* Requirement: Whichever lines of the material contain "index", copy each of them.

*** Opening Material to process ***

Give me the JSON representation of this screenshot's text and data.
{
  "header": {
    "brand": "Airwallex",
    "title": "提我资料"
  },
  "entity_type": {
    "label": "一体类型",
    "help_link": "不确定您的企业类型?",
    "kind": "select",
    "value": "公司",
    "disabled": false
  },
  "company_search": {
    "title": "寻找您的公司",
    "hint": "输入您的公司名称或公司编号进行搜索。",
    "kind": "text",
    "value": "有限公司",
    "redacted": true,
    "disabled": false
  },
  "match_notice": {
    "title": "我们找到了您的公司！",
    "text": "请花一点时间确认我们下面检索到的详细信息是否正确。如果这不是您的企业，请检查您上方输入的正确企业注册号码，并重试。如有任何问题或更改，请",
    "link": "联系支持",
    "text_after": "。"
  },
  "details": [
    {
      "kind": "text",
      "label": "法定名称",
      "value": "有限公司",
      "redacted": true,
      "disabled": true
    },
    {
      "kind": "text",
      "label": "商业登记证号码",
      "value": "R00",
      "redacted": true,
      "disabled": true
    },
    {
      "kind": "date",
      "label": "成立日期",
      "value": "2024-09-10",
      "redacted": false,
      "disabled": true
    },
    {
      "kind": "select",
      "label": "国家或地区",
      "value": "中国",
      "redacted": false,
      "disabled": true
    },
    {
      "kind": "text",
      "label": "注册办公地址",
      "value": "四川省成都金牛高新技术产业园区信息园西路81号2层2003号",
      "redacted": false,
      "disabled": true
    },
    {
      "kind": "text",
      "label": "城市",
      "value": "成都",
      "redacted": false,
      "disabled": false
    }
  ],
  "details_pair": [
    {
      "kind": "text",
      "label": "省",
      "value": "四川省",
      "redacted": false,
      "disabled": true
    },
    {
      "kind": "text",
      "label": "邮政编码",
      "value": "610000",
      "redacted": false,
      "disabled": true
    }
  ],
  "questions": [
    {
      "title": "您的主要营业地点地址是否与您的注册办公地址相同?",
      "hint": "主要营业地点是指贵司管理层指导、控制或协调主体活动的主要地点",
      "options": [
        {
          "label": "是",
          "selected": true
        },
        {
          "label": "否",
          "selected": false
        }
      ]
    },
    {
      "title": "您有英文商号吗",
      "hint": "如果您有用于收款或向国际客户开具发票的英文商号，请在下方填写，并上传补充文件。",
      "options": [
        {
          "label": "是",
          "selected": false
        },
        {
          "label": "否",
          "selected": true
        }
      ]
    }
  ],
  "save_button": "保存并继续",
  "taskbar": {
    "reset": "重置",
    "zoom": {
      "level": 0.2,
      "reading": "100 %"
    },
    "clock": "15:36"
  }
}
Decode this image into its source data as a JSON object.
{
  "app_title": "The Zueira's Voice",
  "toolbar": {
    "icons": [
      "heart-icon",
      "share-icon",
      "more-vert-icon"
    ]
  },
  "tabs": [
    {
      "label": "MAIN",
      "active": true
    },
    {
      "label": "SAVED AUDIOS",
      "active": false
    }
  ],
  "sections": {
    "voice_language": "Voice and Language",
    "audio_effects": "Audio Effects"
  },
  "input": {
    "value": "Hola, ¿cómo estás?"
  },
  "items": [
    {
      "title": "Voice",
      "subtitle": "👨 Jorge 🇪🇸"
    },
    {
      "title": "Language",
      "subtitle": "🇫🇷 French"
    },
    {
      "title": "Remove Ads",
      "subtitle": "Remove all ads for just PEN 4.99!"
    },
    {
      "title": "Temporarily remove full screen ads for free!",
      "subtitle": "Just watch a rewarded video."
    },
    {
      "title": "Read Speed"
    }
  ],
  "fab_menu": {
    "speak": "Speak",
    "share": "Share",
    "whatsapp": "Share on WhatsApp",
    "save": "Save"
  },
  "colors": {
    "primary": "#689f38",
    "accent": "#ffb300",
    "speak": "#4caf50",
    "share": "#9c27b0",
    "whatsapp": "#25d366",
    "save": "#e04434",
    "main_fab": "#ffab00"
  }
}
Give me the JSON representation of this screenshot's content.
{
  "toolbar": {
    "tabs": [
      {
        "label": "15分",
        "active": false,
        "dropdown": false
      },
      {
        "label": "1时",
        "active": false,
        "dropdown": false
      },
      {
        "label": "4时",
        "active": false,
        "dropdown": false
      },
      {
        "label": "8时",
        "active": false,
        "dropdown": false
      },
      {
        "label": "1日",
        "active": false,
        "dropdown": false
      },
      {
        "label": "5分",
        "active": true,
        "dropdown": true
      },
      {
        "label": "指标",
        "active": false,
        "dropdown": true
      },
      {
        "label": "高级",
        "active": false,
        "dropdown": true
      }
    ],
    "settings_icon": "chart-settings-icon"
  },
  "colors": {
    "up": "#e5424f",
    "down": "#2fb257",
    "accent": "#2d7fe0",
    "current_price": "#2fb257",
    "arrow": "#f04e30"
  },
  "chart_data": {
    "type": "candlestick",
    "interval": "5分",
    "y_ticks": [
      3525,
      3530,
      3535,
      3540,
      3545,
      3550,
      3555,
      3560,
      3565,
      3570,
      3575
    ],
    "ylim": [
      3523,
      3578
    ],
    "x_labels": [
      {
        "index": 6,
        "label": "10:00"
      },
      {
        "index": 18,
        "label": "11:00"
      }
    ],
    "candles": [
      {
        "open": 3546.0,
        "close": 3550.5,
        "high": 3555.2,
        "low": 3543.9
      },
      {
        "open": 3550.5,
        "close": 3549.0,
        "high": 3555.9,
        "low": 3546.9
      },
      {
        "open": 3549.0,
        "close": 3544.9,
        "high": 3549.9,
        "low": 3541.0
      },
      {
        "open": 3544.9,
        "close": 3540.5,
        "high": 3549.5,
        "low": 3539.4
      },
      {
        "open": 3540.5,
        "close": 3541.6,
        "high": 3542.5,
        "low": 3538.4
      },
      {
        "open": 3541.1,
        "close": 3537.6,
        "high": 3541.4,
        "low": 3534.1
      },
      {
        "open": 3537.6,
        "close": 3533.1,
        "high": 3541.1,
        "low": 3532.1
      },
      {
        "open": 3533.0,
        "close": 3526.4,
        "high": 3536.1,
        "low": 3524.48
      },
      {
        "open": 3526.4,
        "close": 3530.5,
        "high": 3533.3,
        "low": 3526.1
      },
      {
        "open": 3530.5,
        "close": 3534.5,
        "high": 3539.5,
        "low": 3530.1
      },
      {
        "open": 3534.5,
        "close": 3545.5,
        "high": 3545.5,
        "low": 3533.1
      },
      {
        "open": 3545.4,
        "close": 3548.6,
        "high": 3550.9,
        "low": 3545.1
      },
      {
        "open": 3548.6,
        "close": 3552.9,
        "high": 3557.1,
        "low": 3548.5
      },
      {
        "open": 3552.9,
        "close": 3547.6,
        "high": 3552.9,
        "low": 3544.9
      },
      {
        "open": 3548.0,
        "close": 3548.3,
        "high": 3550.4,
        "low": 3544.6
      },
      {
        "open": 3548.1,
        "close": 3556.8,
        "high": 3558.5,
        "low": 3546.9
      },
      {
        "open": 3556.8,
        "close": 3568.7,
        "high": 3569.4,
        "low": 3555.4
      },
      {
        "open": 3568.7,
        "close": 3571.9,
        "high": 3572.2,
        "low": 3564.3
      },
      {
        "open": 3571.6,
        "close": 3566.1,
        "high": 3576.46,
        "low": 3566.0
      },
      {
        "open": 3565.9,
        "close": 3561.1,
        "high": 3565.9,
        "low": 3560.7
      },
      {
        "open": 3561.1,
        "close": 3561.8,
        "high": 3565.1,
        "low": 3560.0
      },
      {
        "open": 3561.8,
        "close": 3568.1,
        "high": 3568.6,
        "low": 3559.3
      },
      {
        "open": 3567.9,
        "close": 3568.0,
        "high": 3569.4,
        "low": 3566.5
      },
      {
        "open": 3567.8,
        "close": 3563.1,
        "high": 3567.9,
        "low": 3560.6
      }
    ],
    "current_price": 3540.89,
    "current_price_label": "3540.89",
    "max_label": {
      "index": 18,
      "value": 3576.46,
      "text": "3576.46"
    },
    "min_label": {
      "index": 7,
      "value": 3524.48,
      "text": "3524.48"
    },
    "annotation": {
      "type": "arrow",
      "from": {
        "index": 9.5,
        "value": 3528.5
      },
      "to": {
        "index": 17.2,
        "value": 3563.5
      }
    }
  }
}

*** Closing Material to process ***

* Output below:
        "index": 6,
        "index": 18,
      "index": 18,
      "index": 7,
        "index": 9.5,
        "index": 17.2,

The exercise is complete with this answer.